Solar power and the year that was

Last year many Australians felt the shock of electricity prices and moved to support renewables such as solar power and wind energy - technologies that have the potential to take the pressure off household utility bills.

This trend was felt worldwide, with a Worldwatch Institute study reporting that solar and wind energy use grew throughout 2012.

According to Worldwatch Institute - a research and outreach organisation for sustainable living - solar power consumption increased by 58 per cent worldwide to 93 terawatt-hours (TWh), and the use of wind power increased by 18 per cent to 521 TWh.

Australia has missed out on one of the top spots for the nations with the highest solar photovoltaic (PV) capacity, with Germany, Italy, the US and China taking the lead. This is despite the fact that Australia has over one million solar rooftop systems installed, as well as the world's highest solar radiation per square metre of any continent on the globe. 

Hydropower maintained its spot as the leader in producing renewable energy for the world, but solar and wind were the focus of new investment and capacity - regardless of the fact that while renewable energy capacity grew last year, actual new investment fell.

In 2012 global investment for solar power fell by 11 per cent to $140.4 billion, however part of this is due to the fact that related technologies have come down so much in cost that it requires less spending to install them, and so overall capacity was still able to grow.

"Although policy uncertainties and changes will likely challenge the growth of solar and wind in the future, these technologies are nonetheless well poised to grow," said Matt Lucky, report co-author and Sustainable Energy lead researcher at Worldwatch.

"Declining solar technology prices, while challenging for current manufacturers, are helping solar to reach near grid-parity in many markets. With the decreasing cost of operating and maintaining wind farms, wind power is already cost competitive with conventional power energy sources in many markets."

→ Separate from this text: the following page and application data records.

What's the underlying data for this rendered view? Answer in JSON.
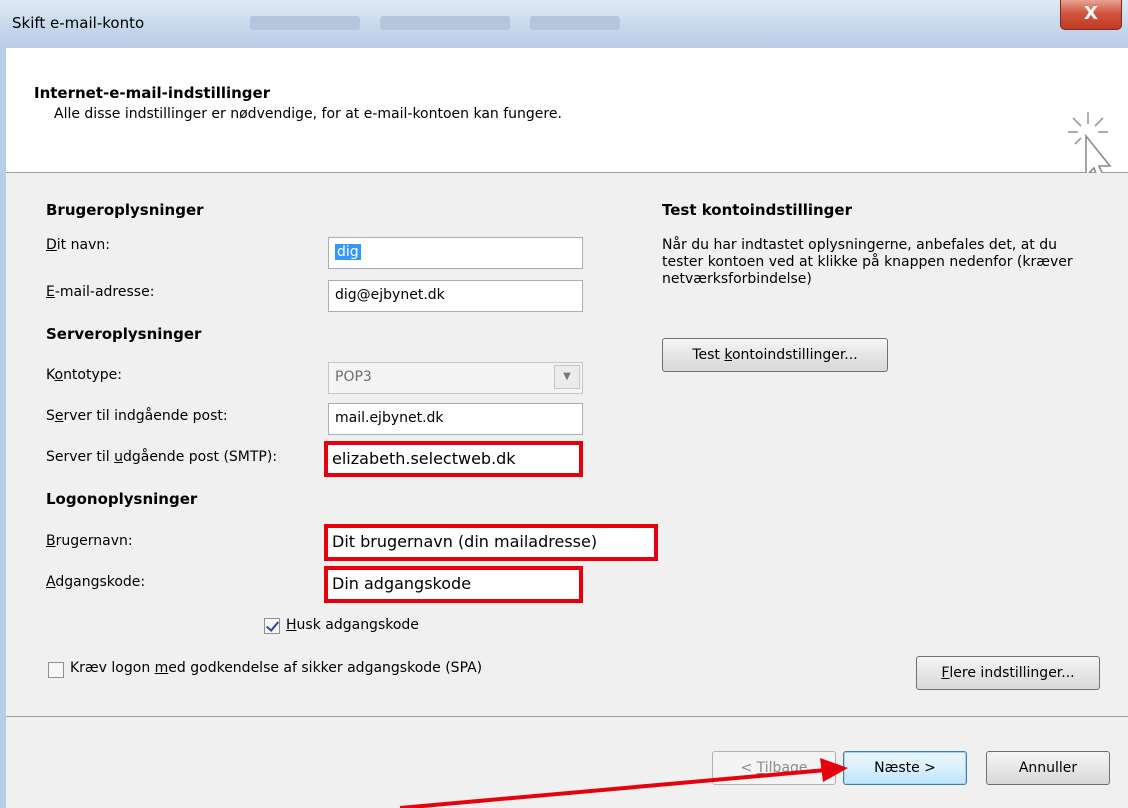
{
  "window": {
    "title": "Skift e-mail-konto",
    "close_label": "X"
  },
  "header": {
    "title": "Internet-e-mail-indstillinger",
    "subtitle": "Alle disse indstillinger er nødvendige, for at e-mail-kontoen kan fungere."
  },
  "user_info": {
    "heading": "Brugeroplysninger",
    "name_label_u": "D",
    "name_label_rest": "it navn:",
    "name_value": "dig",
    "email_label_u": "E",
    "email_label_rest": "-mail-adresse:",
    "email_value": "dig@ejbynet.dk"
  },
  "server_info": {
    "heading": "Serveroplysninger",
    "account_type_label_pre": "K",
    "account_type_label_u": "o",
    "account_type_label_rest": "ntotype:",
    "account_type_value": "POP3",
    "incoming_label_pre": "S",
    "incoming_label_u": "e",
    "incoming_label_rest": "rver til indgående post:",
    "incoming_value": "mail.ejbynet.dk",
    "outgoing_label_pre": "Server til ",
    "outgoing_label_u": "u",
    "outgoing_label_rest": "dgående post (SMTP):",
    "outgoing_value": "elizabeth.selectweb.dk"
  },
  "logon_info": {
    "heading": "Logonoplysninger",
    "username_label_u": "B",
    "username_label_rest": "rugernavn:",
    "username_value": "Dit brugernavn (din mailadresse)",
    "password_label_u": "A",
    "password_label_rest": "dgangskode:",
    "password_value": "Din adgangskode",
    "remember_label_u": "H",
    "remember_label_rest": "usk adgangskode",
    "remember_checked": true,
    "spa_label_pre": "Kræv logon ",
    "spa_label_u": "m",
    "spa_label_rest": "ed godkendelse af sikker adgangskode (SPA)",
    "spa_checked": false
  },
  "test": {
    "heading": "Test kontoindstillinger",
    "description": "Når du har indtastet oplysningerne, anbefales det, at du tester kontoen ved at klikke på knappen nedenfor (kræver netværksforbindelse)",
    "button_pre": "Test ",
    "button_u": "k",
    "button_rest": "ontoindstillinger..."
  },
  "more_settings": {
    "u": "F",
    "rest": "lere indstillinger..."
  },
  "footer": {
    "back_pre": "< ",
    "back_u": "T",
    "back_rest": "ilbage",
    "next_label": "Næste >",
    "cancel_label": "Annuller"
  },
  "colors": {
    "highlight_border": "#e8000d",
    "arrow": "#e8000d",
    "dialog_background": "#f0f0f0"
  }
}
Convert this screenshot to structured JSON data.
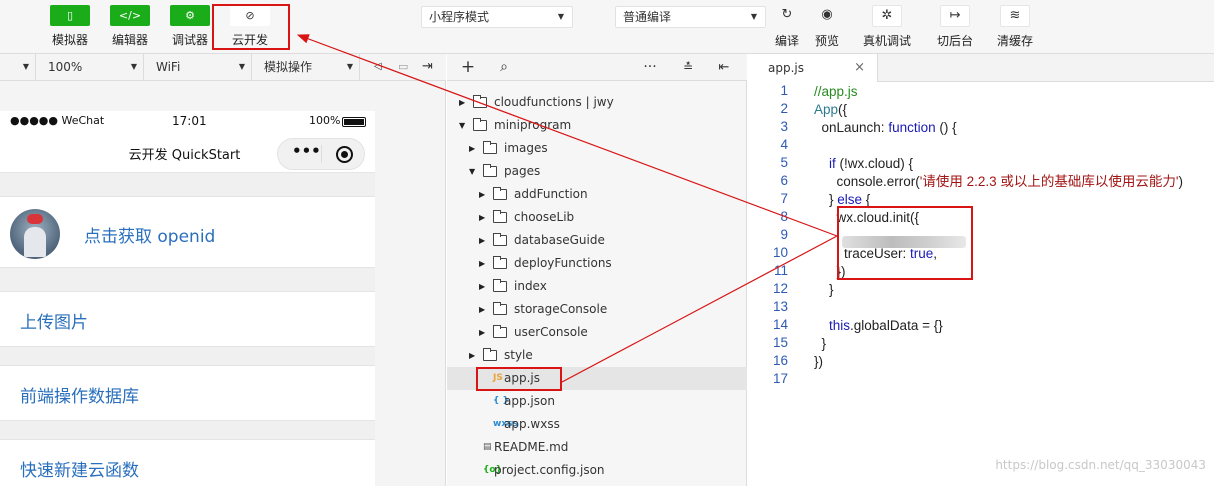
{
  "toolbar": {
    "left_buttons": [
      {
        "label": "模拟器",
        "icon": "phone-icon",
        "glyph": "▯"
      },
      {
        "label": "编辑器",
        "icon": "code-icon",
        "glyph": "</>"
      },
      {
        "label": "调试器",
        "icon": "debugger-icon",
        "glyph": "⚙"
      },
      {
        "label": "云开发",
        "icon": "cloud-link-icon",
        "glyph": "⊘"
      }
    ],
    "mode_select": "小程序模式",
    "compile_select": "普通编译",
    "right_buttons": [
      {
        "label": "编译",
        "icon": "refresh-icon",
        "glyph": "↻"
      },
      {
        "label": "预览",
        "icon": "eye-icon",
        "glyph": "◉"
      },
      {
        "label": "真机调试",
        "icon": "bug-icon",
        "glyph": "✲"
      },
      {
        "label": "切后台",
        "icon": "switch-background-icon",
        "glyph": "↦"
      },
      {
        "label": "清缓存",
        "icon": "layers-icon",
        "glyph": "≋"
      }
    ]
  },
  "simulator_bar": {
    "device_select": "",
    "zoom": "100%",
    "network": "WiFi",
    "operation": "模拟操作"
  },
  "phone": {
    "status_left": "●●●●● WeChat",
    "status_time": "17:01",
    "status_battery": "100%",
    "nav_title": "云开发 QuickStart",
    "capsule_dots": "•••",
    "openid_button": "点击获取 openid",
    "menu_items": [
      "上传图片",
      "前端操作数据库",
      "快速新建云函数"
    ]
  },
  "file_tree": {
    "nodes": [
      {
        "name": "cloudfunctions | jwy",
        "depth": 0,
        "type": "folder",
        "arrow": "▶"
      },
      {
        "name": "miniprogram",
        "depth": 0,
        "type": "folder",
        "arrow": "▼"
      },
      {
        "name": "images",
        "depth": 1,
        "type": "folder",
        "arrow": "▶"
      },
      {
        "name": "pages",
        "depth": 1,
        "type": "folder",
        "arrow": "▼"
      },
      {
        "name": "addFunction",
        "depth": 2,
        "type": "folder",
        "arrow": "▶"
      },
      {
        "name": "chooseLib",
        "depth": 2,
        "type": "folder",
        "arrow": "▶"
      },
      {
        "name": "databaseGuide",
        "depth": 2,
        "type": "folder",
        "arrow": "▶"
      },
      {
        "name": "deployFunctions",
        "depth": 2,
        "type": "folder",
        "arrow": "▶"
      },
      {
        "name": "index",
        "depth": 2,
        "type": "folder",
        "arrow": "▶"
      },
      {
        "name": "storageConsole",
        "depth": 2,
        "type": "folder",
        "arrow": "▶"
      },
      {
        "name": "userConsole",
        "depth": 2,
        "type": "folder",
        "arrow": "▶"
      },
      {
        "name": "style",
        "depth": 1,
        "type": "folder",
        "arrow": "▶"
      },
      {
        "name": "app.js",
        "depth": 1,
        "type": "file",
        "badge": "JS",
        "badge_color": "#e8a33a"
      },
      {
        "name": "app.json",
        "depth": 1,
        "type": "file",
        "badge": "{ }",
        "badge_color": "#2a8ad4"
      },
      {
        "name": "app.wxss",
        "depth": 1,
        "type": "file",
        "badge": "wxss",
        "badge_color": "#2a8ad4"
      },
      {
        "name": "README.md",
        "depth": 0,
        "type": "file",
        "badge": "▤",
        "badge_color": "#555555"
      },
      {
        "name": "project.config.json",
        "depth": 0,
        "type": "file",
        "badge": "{o}",
        "badge_color": "#1aad19"
      }
    ]
  },
  "editor": {
    "tab": "app.js",
    "tab_close": "×",
    "lines": [
      [
        [
          "cm",
          "//app.js"
        ]
      ],
      [
        [
          "fn",
          "App"
        ],
        [
          "",
          "({"
        ]
      ],
      [
        [
          "",
          "  onLaunch: "
        ],
        [
          "kw",
          "function"
        ],
        [
          "",
          " () {"
        ]
      ],
      [
        [
          "",
          ""
        ]
      ],
      [
        [
          "",
          "    "
        ],
        [
          "kw",
          "if"
        ],
        [
          "",
          " (!wx.cloud) {"
        ]
      ],
      [
        [
          "",
          "      console.error("
        ],
        [
          "st",
          "'请使用 2.2.3 或以上的基础库以使用云能力'"
        ],
        [
          "",
          ")"
        ]
      ],
      [
        [
          "",
          "    } "
        ],
        [
          "kw",
          "else"
        ],
        [
          "",
          " {"
        ]
      ],
      [
        [
          "",
          "      wx.cloud.init({"
        ]
      ],
      [
        [
          "",
          "        "
        ]
      ],
      [
        [
          "",
          "        traceUser: "
        ],
        [
          "kw",
          "true"
        ],
        [
          "",
          ","
        ]
      ],
      [
        [
          "",
          "      })"
        ]
      ],
      [
        [
          "",
          "    }"
        ]
      ],
      [
        [
          "",
          ""
        ]
      ],
      [
        [
          "",
          "    "
        ],
        [
          "kw",
          "this"
        ],
        [
          "",
          ".globalData = {}"
        ]
      ],
      [
        [
          "",
          "  }"
        ]
      ],
      [
        [
          "",
          "})"
        ]
      ],
      [
        [
          "",
          ""
        ]
      ]
    ]
  },
  "watermark": "https://blog.csdn.net/qq_33030043",
  "colors": {
    "accent_green": "#1aad19",
    "link_blue": "#2a6fbd",
    "highlight_red": "#d81414"
  }
}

With Australia's abundant supply of sunshine and wind, it only seems logical that as time goes on, society will look more towards renewable energy. Governments and councils are increasingly looking towards energy efficiency measures to save costs, as outlined by NSW's new Energy Efficiency Action Plan, and clean and renewable energy make up a critical part of such efforts.

Posted by Charlie Moore